The effect of lockdown
Since coming out of lockdown, the charity has received a 50 per cent rise in referrals. Prior to March, it was working with just over 200 children; this has now increased to 300. And the expectation is that this figure will increase still further.
Lockdown has enabled FSNB to think carefully about the way it delivers treatments and to consider new ways of working. It has been looking at ways to adapt its service to ensure that it can continue to support children and their families who have been victims of sexual abuse.
Due to the nature and sensitivity of the service it offers, FSNB is unable to provide any pictures of the children it works with or their families. However, it does have a large collection of children’s work, which is used at events to demonstrate some of the difficulties the children experience and how their treatment has enabled them to move forwards with their lives.
Making a real difference to children’s’ lives
As an example, here’s a letter that was written by a child who suffered abuse.
“There are a lot of things I want to say to you. After you abused me, I felt lost. Every day I would wake up feeling numb. I wanted to be alone, but I needed to be alone with someone to make me feel safe. I don’t think I will ever feel safe again. You said if I told anyone you would hurt all the family. Who is going to believe me? Trapped, trapped at home with you made me want to die. After you began to abuse me, I felt scared and afraid, why were you doing this to me. You hurt me. You then told me that if I stopped, you would do it to my little brother. I let you do it and you still did it to him. You are my dad. I looked up to you. You were my everything. I should have been able to trust you. Dads are meant to look after their children. When I think of what you did to me, I feel ashamed, what did I do for you to do this to me? I feel betrayed and cold inside. I get the feeling of anger rise up in my body to make you pay for what you did to me. I feel like a broken mirror, and I don’t know how to put the pieces back together again. I thought about my mum and family and all the people I loved. That if I ended my life my brother would be on his own.

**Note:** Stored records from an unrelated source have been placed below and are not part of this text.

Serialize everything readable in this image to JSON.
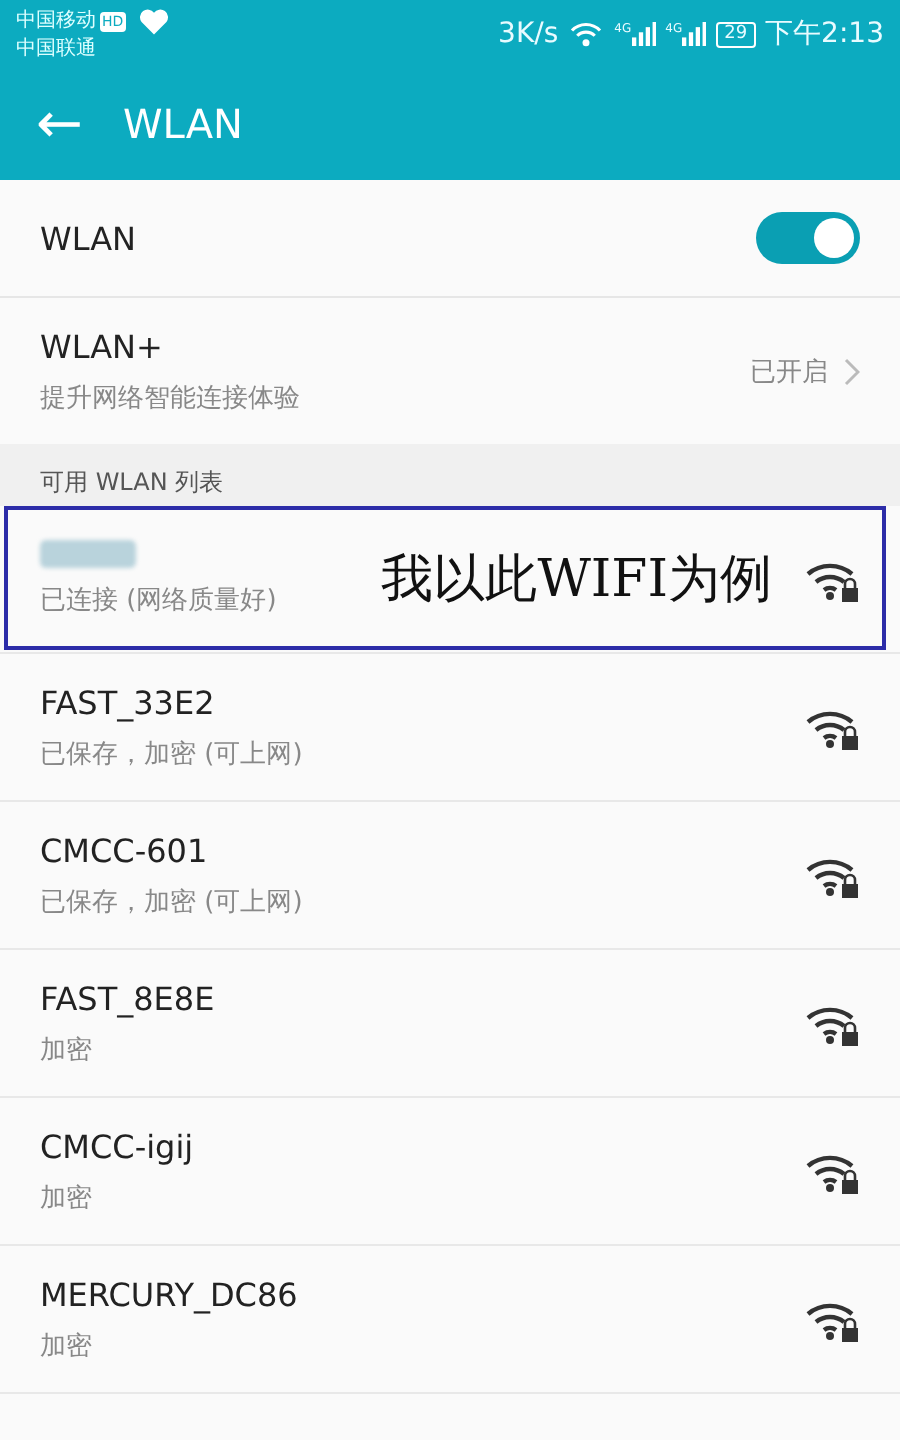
{
  "status_bar": {
    "carriers": [
      "中国移动",
      "中国联通"
    ],
    "carrier_badge": "HD",
    "speed": "3K/s",
    "network_tags": [
      "4G",
      "4G"
    ],
    "battery": "29",
    "time": "下午2:13"
  },
  "header": {
    "back": "←",
    "title": "WLAN"
  },
  "wlan_switch": {
    "label": "WLAN",
    "on": true
  },
  "wlan_plus": {
    "label": "WLAN+",
    "subtitle": "提升网络智能连接体验",
    "value": "已开启"
  },
  "section_title": "可用 WLAN 列表",
  "networks": [
    {
      "kind": "hidden_name",
      "status": "已连接 (网络质量好)"
    },
    {
      "kind": "named",
      "name": "FAST_33E2",
      "status": "已保存，加密 (可上网)"
    },
    {
      "kind": "named",
      "name": "CMCC-601",
      "status": "已保存，加密 (可上网)"
    },
    {
      "kind": "named",
      "name": "FAST_8E8E",
      "status": "加密"
    },
    {
      "kind": "named",
      "name": "CMCC-igij",
      "status": "加密"
    },
    {
      "kind": "named",
      "name": "MERCURY_DC86",
      "status": "加密"
    }
  ],
  "annotation": {
    "text": "我以此WIFI为例"
  }
}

I was so scared. I could not sleep When the police took you away. I wanted to scream and jump but I just feel numb and never want to see you again.”
It’s a sobering thought that 1 in 20 children are sexually abused before the age of 18 and 90 per cent of children Fresh Start new beginnings have worked with know their abuser.

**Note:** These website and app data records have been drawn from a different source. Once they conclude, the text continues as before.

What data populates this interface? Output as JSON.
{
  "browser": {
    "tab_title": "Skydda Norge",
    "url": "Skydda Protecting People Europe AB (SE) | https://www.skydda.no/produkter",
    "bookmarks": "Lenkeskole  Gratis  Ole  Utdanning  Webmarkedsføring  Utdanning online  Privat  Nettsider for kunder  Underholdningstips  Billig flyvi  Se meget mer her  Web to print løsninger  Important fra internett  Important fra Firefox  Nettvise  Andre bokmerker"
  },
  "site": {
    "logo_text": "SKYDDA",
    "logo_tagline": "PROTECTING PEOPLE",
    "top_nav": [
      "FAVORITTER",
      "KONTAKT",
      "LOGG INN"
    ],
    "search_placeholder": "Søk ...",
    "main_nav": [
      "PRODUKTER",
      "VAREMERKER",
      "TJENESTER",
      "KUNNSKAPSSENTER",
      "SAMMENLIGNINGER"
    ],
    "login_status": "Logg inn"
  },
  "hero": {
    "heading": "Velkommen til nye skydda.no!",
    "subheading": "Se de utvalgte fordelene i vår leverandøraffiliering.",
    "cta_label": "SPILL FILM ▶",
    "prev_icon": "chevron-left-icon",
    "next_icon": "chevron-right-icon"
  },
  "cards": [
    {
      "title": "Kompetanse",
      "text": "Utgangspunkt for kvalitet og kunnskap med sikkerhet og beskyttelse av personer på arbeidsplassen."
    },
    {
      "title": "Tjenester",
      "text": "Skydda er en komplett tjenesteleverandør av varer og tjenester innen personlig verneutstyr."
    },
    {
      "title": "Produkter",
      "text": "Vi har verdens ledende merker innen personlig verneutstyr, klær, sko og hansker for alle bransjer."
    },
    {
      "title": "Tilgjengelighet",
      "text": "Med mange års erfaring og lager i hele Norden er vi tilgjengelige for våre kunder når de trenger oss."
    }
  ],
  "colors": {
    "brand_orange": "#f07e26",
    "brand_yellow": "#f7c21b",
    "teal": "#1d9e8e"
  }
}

The charity works with the child or young person for as long as they need them. It often takes many months, in some cases, years of therapy to help a child overcome the effects of what they have suffered. The aim is to help them rebuild their lives and to move forward to a positive future.
To do this Fresh Start new beginnings need additional resources to help every child that is referred, and it needs your support to enable it to reach every child who is so desperately in need of its help.
There are many ways you can get involved, either by making a one-off donation, providing regular support with a monthly donation, taking on the challenge of a lifetime, or offering your skills to help with its fundraising.